I’ve seen a spate of stories recently suggesting that a economic recovery is fated to happen by 2013, and whoever wins the Presidential election will be able to claim the mantle of the “recovery President.” This is far too deterministic a take for me. There is such a thing as a business cycle, but to suggest that national policy cannot dislodge it ignores history. Even recent history.
In 2009 it looked as if the next Prime Minister of Britain would be able to take credit for a recovery. Then David Cameron installed an austerity regime and the economy stalled. So there’s no question that the actions of the federal government can and will have an impact on any economic recovery, especially at a time when demand remains slack and monetary policy is at the zero bound, and with a Federal Reserve Board of Governors unwilling to risk inflation even slightly above the target level.
I’m assured by some wags that Obama would not install Cameron-like austerity, and Romney would usher in a tax-side stimulus that, while, clunky, would increase GDP. This ignores the other side of his policy prescriptions, the cap on federal spending, which Jonathan Cohn takes a look at.
Start with some budget math. Romney . . . has vowed that, by 2016, he would cap federal spending at 20 percent of gross domestic product while maintaining defense spending at 4 percent of GDP. That means he would limit all non-defense spending to 16 percent of GDP.
The latest Congressional Budget Office projection suggests that GDP in 2016 will be $19.1 trillion. Sixteen percent of that is about $3.1 trillion. But, based on CBO figures, non-defense spending will be about $3.6 trillion in 2016. So to meet his goals, Romney would have to cut non-defense federal spending in 2016 by roughly $500 billion.
Romney doesn’t deny this. On the contrary, he’s been refreshingly honest on this subject. In the Washington D.C., speech where he laid out his budget vision, he said “we’ll need to find almost $500 billion in savings a year in 2016.” But Romney has not given many details on what that would entail. (Nor did his campaign respond to questions about this from TNR.) Perhaps that’s because the impact of these cuts would scare the bejeezus out of some people.
That works out to a 14.1% reduction in spending within 3 years, and if Social Security and Medicare get exempted, 25%. This cannot get entirely backloaded or washed away with a gimmick. And most important, those cuts would be put on top of the already contractionary federal fiscal policy set to start in Fiscal Year 2013. As Cohn points out, the Center on Budget and Policy Priorities estimates that non-defense discretionary programs will be cut by 17 percent of the current baseline by 2021. Romney wants to add another 14-25% cut to this.
The cuts we will already experience in FY 2013 will reduce GDP by as much as 1.5% according to a recent analysis from Goldman Sachs. So any tax cuts would have to make up for all of this. Only it can’t, because Romney would also pursue a balanced budget, meaning that the tax cuts will have to get offset somewhere else. And all of this budget-related stuff can get done through reconciliation – it’s what reconciliation was designed to accomplish – so if Romney has a Republican Congress (and if he wins, presumably it will be a good night for the GOP), he won’t have much problem getting his budget vision through.

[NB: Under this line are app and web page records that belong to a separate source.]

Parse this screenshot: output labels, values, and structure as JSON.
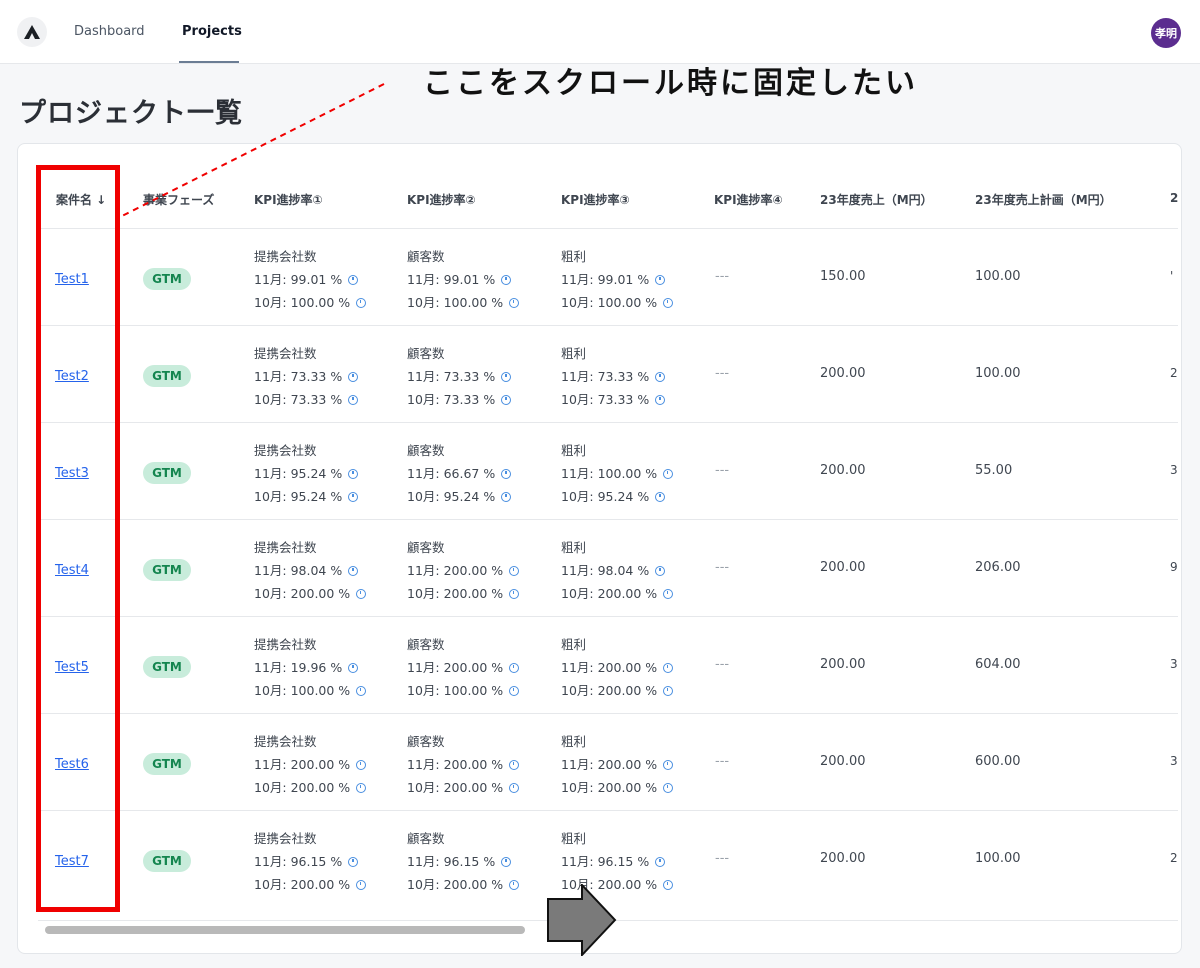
{
  "nav": {
    "dashboard": "Dashboard",
    "projects": "Projects",
    "avatar": "孝明"
  },
  "page": {
    "title": "プロジェクト一覧"
  },
  "annotation": {
    "text": "ここをスクロール時に固定したい"
  },
  "table": {
    "headers": {
      "name": "案件名 ↓",
      "phase": "事業フェーズ",
      "kpi1": "KPI進捗率①",
      "kpi2": "KPI進捗率②",
      "kpi3": "KPI進捗率③",
      "kpi4": "KPI進捗率④",
      "sales23": "23年度売上（M円）",
      "plan23": "23年度売上計画（M円）",
      "cut": "2"
    },
    "rows": [
      {
        "name": "Test1",
        "phase": "GTM",
        "kpi1": {
          "label": "提携会社数",
          "nov": "11月: 99.01 %",
          "oct": "10月: 100.00 %"
        },
        "kpi2": {
          "label": "顧客数",
          "nov": "11月: 99.01 %",
          "oct": "10月: 100.00 %"
        },
        "kpi3": {
          "label": "粗利",
          "nov": "11月: 99.01 %",
          "oct": "10月: 100.00 %"
        },
        "kpi4": "---",
        "sales": "150.00",
        "plan": "100.00",
        "cut": "'"
      },
      {
        "name": "Test2",
        "phase": "GTM",
        "kpi1": {
          "label": "提携会社数",
          "nov": "11月: 73.33 %",
          "oct": "10月: 73.33 %"
        },
        "kpi2": {
          "label": "顧客数",
          "nov": "11月: 73.33 %",
          "oct": "10月: 73.33 %"
        },
        "kpi3": {
          "label": "粗利",
          "nov": "11月: 73.33 %",
          "oct": "10月: 73.33 %"
        },
        "kpi4": "---",
        "sales": "200.00",
        "plan": "100.00",
        "cut": "2"
      },
      {
        "name": "Test3",
        "phase": "GTM",
        "kpi1": {
          "label": "提携会社数",
          "nov": "11月: 95.24 %",
          "oct": "10月: 95.24 %"
        },
        "kpi2": {
          "label": "顧客数",
          "nov": "11月: 66.67 %",
          "oct": "10月: 95.24 %"
        },
        "kpi3": {
          "label": "粗利",
          "nov": "11月: 100.00 %",
          "oct": "10月: 95.24 %"
        },
        "kpi4": "---",
        "sales": "200.00",
        "plan": "55.00",
        "cut": "3"
      },
      {
        "name": "Test4",
        "phase": "GTM",
        "kpi1": {
          "label": "提携会社数",
          "nov": "11月: 98.04 %",
          "oct": "10月: 200.00 %"
        },
        "kpi2": {
          "label": "顧客数",
          "nov": "11月: 200.00 %",
          "oct": "10月: 200.00 %"
        },
        "kpi3": {
          "label": "粗利",
          "nov": "11月: 98.04 %",
          "oct": "10月: 200.00 %"
        },
        "kpi4": "---",
        "sales": "200.00",
        "plan": "206.00",
        "cut": "9"
      },
      {
        "name": "Test5",
        "phase": "GTM",
        "kpi1": {
          "label": "提携会社数",
          "nov": "11月: 19.96 %",
          "oct": "10月: 100.00 %"
        },
        "kpi2": {
          "label": "顧客数",
          "nov": "11月: 200.00 %",
          "oct": "10月: 100.00 %"
        },
        "kpi3": {
          "label": "粗利",
          "nov": "11月: 200.00 %",
          "oct": "10月: 200.00 %"
        },
        "kpi4": "---",
        "sales": "200.00",
        "plan": "604.00",
        "cut": "3"
      },
      {
        "name": "Test6",
        "phase": "GTM",
        "kpi1": {
          "label": "提携会社数",
          "nov": "11月: 200.00 %",
          "oct": "10月: 200.00 %"
        },
        "kpi2": {
          "label": "顧客数",
          "nov": "11月: 200.00 %",
          "oct": "10月: 200.00 %"
        },
        "kpi3": {
          "label": "粗利",
          "nov": "11月: 200.00 %",
          "oct": "10月: 200.00 %"
        },
        "kpi4": "---",
        "sales": "200.00",
        "plan": "600.00",
        "cut": "3"
      },
      {
        "name": "Test7",
        "phase": "GTM",
        "kpi1": {
          "label": "提携会社数",
          "nov": "11月: 96.15 %",
          "oct": "10月: 200.00 %"
        },
        "kpi2": {
          "label": "顧客数",
          "nov": "11月: 96.15 %",
          "oct": "10月: 200.00 %"
        },
        "kpi3": {
          "label": "粗利",
          "nov": "11月: 96.15 %",
          "oct": "10月: 200.00 %"
        },
        "kpi4": "---",
        "sales": "200.00",
        "plan": "100.00",
        "cut": "2"
      }
    ]
  }
}
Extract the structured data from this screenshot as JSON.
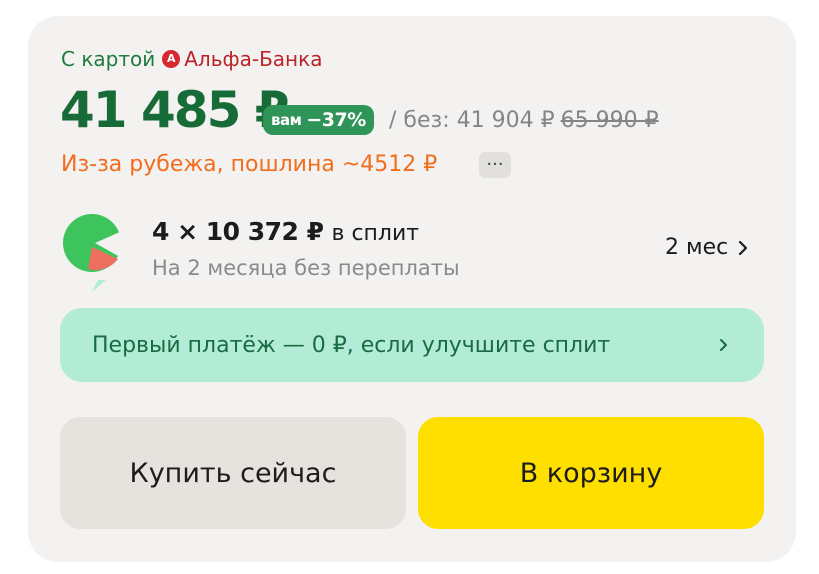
{
  "offer": {
    "card_prefix": "С картой",
    "bank_name": "Альфа-Банка",
    "bank_logo_letter": "A",
    "bank_color": "#d8282f",
    "price": "41 485 ₽",
    "discount_prefix": "вам",
    "discount": "−37%",
    "without_label": "/ без: 41 904 ₽",
    "old_price": "65 990 ₽",
    "duty_text": "Из-за рубежа, пошлина ~4512 ₽",
    "more_label": "···",
    "price_color": "#166b37",
    "duty_color": "#f26d1d"
  },
  "split": {
    "logo_icon": "split-watermelon-icon",
    "amount": "4 × 10 372 ₽",
    "amount_suffix": "в сплит",
    "subtitle": "На 2 месяца без переплаты",
    "term": "2 мес"
  },
  "promo": {
    "text": "Первый платёж — 0 ₽, если улучшите сплит",
    "color": "#b2ecd6"
  },
  "actions": {
    "buy_now": "Купить сейчас",
    "add_to_cart": "В корзину",
    "cart_color": "#ffdf00"
  }
}
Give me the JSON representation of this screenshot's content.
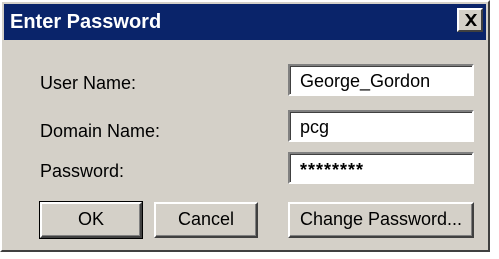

So no, I don’t think that there’s an automatic recovery waiting for the next Presidential term, and that the next President need only bask in the glory of falling unemployment rates. Lots of decisions between now and then will set the course ahead.